WHAT YOU SHOULD DO — Using the records below, filter for lines that contain the string "次月续费金额" and copy them out.

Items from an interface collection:
---------------
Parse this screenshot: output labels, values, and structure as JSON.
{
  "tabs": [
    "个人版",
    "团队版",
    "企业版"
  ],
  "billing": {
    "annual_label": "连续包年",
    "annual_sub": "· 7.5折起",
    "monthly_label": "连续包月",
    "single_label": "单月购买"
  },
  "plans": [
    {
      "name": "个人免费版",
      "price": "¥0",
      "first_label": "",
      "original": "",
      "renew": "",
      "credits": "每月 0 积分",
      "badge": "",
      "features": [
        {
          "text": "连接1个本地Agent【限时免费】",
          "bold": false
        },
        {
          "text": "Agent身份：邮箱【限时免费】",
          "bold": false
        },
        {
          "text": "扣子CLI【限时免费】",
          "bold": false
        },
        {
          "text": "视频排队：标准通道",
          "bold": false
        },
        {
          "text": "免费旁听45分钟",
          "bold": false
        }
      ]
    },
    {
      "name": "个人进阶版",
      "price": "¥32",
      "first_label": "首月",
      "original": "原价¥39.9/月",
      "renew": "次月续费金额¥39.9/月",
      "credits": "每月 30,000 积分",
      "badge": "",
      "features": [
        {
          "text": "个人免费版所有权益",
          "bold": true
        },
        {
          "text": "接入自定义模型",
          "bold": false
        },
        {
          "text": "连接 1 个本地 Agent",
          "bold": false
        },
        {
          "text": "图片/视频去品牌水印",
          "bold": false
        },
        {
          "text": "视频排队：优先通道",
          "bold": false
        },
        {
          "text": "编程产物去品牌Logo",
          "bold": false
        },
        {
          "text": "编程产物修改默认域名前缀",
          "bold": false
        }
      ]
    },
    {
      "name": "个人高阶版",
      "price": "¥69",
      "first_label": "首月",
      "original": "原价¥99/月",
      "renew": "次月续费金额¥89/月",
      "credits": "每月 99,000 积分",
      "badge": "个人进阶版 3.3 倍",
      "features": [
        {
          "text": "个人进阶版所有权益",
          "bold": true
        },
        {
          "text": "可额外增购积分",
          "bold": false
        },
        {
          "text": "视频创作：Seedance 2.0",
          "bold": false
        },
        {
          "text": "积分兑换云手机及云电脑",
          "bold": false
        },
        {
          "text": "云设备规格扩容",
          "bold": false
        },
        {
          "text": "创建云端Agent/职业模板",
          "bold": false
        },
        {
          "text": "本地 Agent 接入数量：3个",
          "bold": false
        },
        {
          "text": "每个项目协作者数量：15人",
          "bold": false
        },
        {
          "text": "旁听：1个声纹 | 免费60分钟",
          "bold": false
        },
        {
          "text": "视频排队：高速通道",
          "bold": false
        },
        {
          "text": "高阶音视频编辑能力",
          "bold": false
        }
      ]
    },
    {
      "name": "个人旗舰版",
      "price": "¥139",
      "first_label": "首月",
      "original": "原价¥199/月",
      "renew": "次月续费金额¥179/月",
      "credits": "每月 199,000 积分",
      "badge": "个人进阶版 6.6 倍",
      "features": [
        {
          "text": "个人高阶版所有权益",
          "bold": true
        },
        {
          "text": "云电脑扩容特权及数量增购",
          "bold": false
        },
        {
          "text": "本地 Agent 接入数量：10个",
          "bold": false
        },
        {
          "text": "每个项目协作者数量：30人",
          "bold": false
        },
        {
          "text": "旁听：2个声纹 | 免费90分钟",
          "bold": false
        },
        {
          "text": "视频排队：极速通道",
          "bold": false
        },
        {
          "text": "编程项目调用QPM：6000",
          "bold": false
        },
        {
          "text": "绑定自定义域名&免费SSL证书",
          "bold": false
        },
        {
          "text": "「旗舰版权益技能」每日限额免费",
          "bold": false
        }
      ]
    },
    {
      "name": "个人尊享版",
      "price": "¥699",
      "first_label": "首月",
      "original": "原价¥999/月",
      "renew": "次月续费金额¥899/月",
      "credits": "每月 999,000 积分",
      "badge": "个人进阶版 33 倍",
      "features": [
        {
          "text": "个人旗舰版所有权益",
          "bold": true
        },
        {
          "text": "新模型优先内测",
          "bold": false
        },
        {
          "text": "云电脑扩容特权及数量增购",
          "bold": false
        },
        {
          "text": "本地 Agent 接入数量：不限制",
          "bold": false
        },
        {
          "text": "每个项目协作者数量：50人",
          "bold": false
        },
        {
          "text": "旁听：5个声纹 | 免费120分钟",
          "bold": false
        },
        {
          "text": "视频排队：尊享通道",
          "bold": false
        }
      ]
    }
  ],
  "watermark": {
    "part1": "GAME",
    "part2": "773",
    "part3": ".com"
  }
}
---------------
ANSWER TO THE EXERCISE —
      "renew": "次月续费金额¥39.9/月",
      "renew": "次月续费金额¥89/月",
      "renew": "次月续费金额¥179/月",
      "renew": "次月续费金额¥899/月",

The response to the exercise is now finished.